━━━ Exercise materials ━━━
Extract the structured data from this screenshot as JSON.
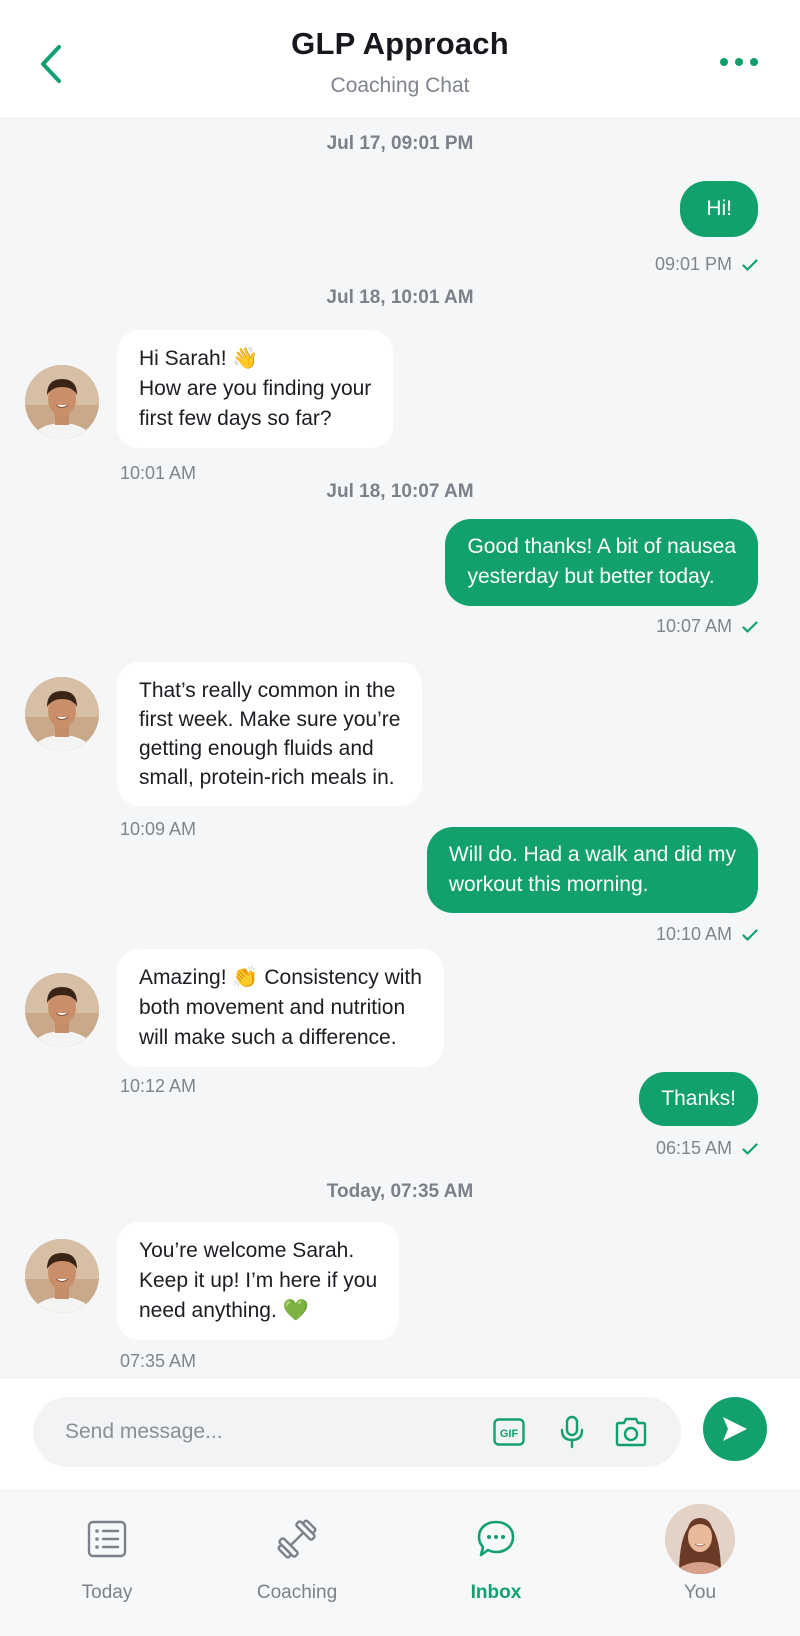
{
  "header": {
    "title": "GLP Approach",
    "subtitle": "Coaching Chat"
  },
  "chat": {
    "date_1": "Jul 17, 09:01 PM",
    "m1": {
      "lines": [
        "Hi!"
      ],
      "time": "09:01 PM"
    },
    "date_2": "Jul 18, 10:01 AM",
    "m2": {
      "lines": [
        "Hi Sarah! 👋",
        "How are you finding your",
        "first few days so far?"
      ],
      "time": "10:01 AM"
    },
    "date_3": "Jul 18, 10:07 AM",
    "m3": {
      "lines": [
        "Good thanks! A bit of nausea",
        "yesterday but better today."
      ],
      "time": "10:07 AM"
    },
    "m4": {
      "lines": [
        "That’s really common in the",
        "first week. Make sure you’re",
        "getting enough fluids and",
        "small, protein-rich meals in."
      ],
      "time": "10:09 AM"
    },
    "m5": {
      "lines": [
        "Will do. Had a walk and did my",
        "workout this morning."
      ],
      "time": "10:10 AM"
    },
    "m6": {
      "lines": [
        "Amazing! 👏 Consistency with",
        "both movement and nutrition",
        "will make such a difference."
      ],
      "time": "10:12 AM"
    },
    "m7": {
      "lines": [
        "Thanks!"
      ],
      "time": "06:15 AM"
    },
    "date_4": "Today, 07:35 AM",
    "m8": {
      "lines": [
        "You’re welcome Sarah.",
        "Keep it up! I’m here if you",
        "need anything. 💚"
      ],
      "time": "07:35 AM"
    }
  },
  "composer": {
    "placeholder": "Send message...",
    "gif_label": "GIF"
  },
  "tabs": {
    "today": "Today",
    "coaching": "Coaching",
    "inbox": "Inbox",
    "you": "You"
  },
  "colors": {
    "accent": "#12a06c",
    "background": "#f5f6f7",
    "muted_text": "#7f858d"
  },
  "icons": {
    "back": "chevron-left-icon",
    "more": "more-dots-icon",
    "read_receipt": "check-icon",
    "gif": "gif-icon",
    "mic": "microphone-icon",
    "camera": "camera-icon",
    "send": "send-icon",
    "today": "list-icon",
    "coaching": "dumbbell-icon",
    "inbox": "chat-bubble-icon"
  }
}
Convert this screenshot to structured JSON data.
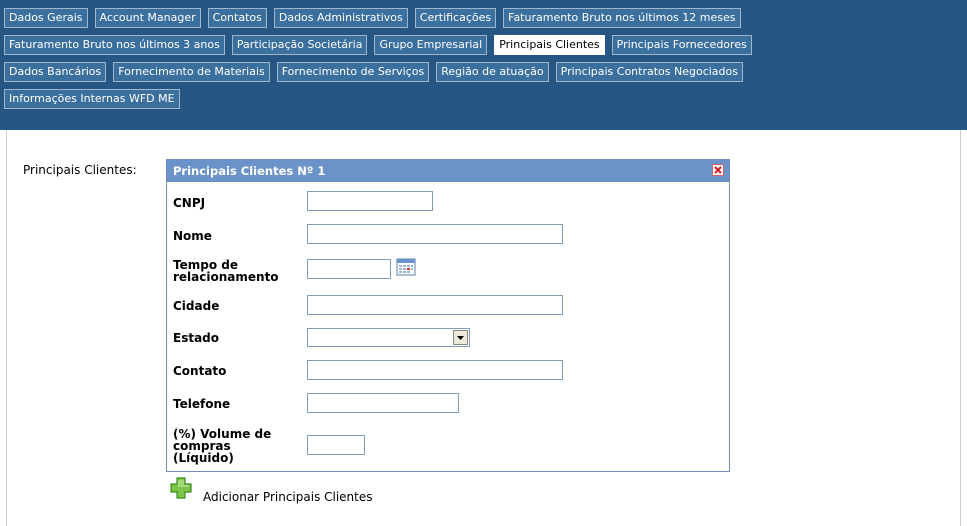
{
  "tabs": [
    [
      "Dados Gerais",
      "Account Manager",
      "Contatos",
      "Dados Administrativos",
      "Certificações",
      "Faturamento Bruto nos últimos 12 meses"
    ],
    [
      "Faturamento Bruto nos últimos 3 anos",
      "Participação Societária",
      "Grupo Empresarial",
      "Principais Clientes",
      "Principais Fornecedores"
    ],
    [
      "Dados Bancários",
      "Fornecimento de Materiais",
      "Fornecimento de Serviços",
      "Região de atuação",
      "Principais Contratos Negociados"
    ],
    [
      "Informações Internas WFD ME"
    ]
  ],
  "active_tab": "Principais Clientes",
  "section_label": "Principais Clientes:",
  "panel": {
    "title": "Principais Clientes Nº 1",
    "close_icon": "close-icon",
    "fields": {
      "cnpj": {
        "label": "CNPJ",
        "value": ""
      },
      "nome": {
        "label": "Nome",
        "value": ""
      },
      "tempo": {
        "label_line1": "Tempo de",
        "label_line2": "relacionamento",
        "value": ""
      },
      "cidade": {
        "label": "Cidade",
        "value": ""
      },
      "estado": {
        "label": "Estado",
        "value": ""
      },
      "contato": {
        "label": "Contato",
        "value": ""
      },
      "telefone": {
        "label": "Telefone",
        "value": ""
      },
      "volume": {
        "label_line1": "(%) Volume de",
        "label_line2": "compras",
        "label_line3": "(Líquido)",
        "value": ""
      }
    }
  },
  "add_link": "Adicionar Principais Clientes",
  "icons": {
    "calendar": "calendar-icon",
    "add": "plus-icon"
  },
  "colors": {
    "tab_bar": "#255684",
    "panel_header": "#6b93c9",
    "active_tab": "#ffffff"
  }
}
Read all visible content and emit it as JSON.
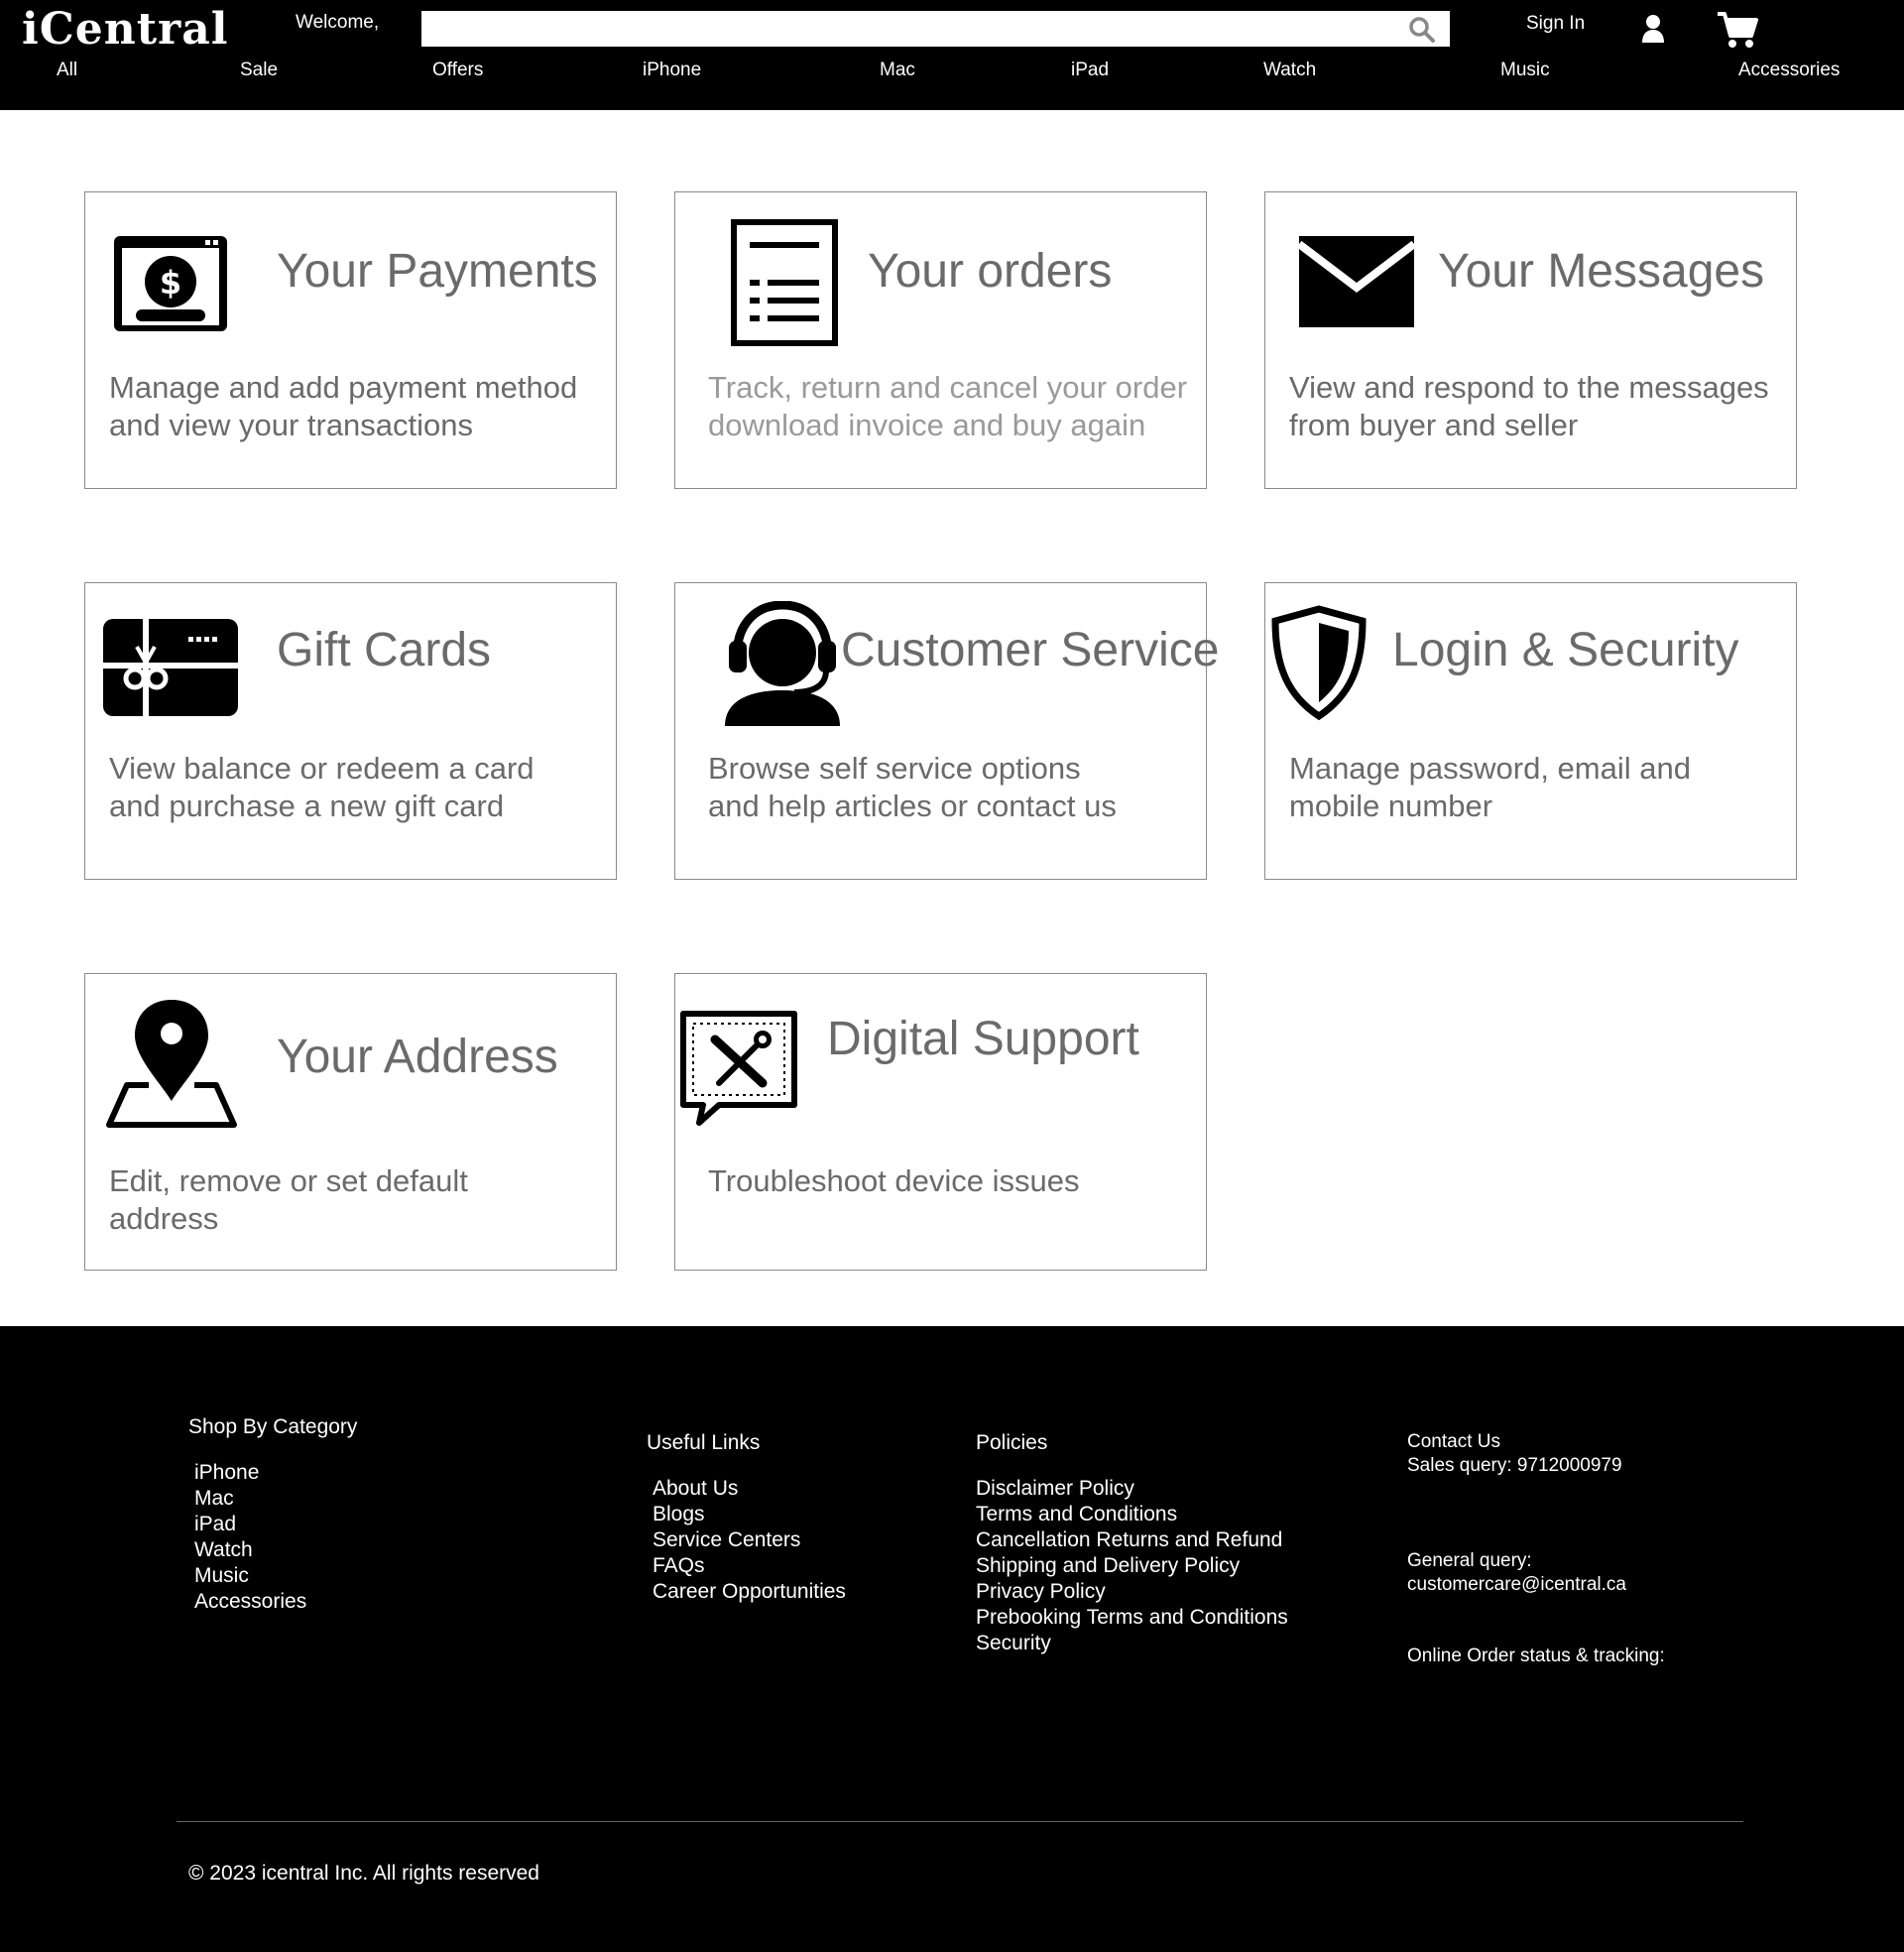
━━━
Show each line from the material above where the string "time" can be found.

      "time": "09:01 PM"
      "time": "10:01 AM"
      "time": "10:07 AM"
      "time": "10:09 AM"
      "time": "10:10 AM"
      "time": "10:12 AM"
      "time": "06:15 AM"
      "time": "07:35 AM"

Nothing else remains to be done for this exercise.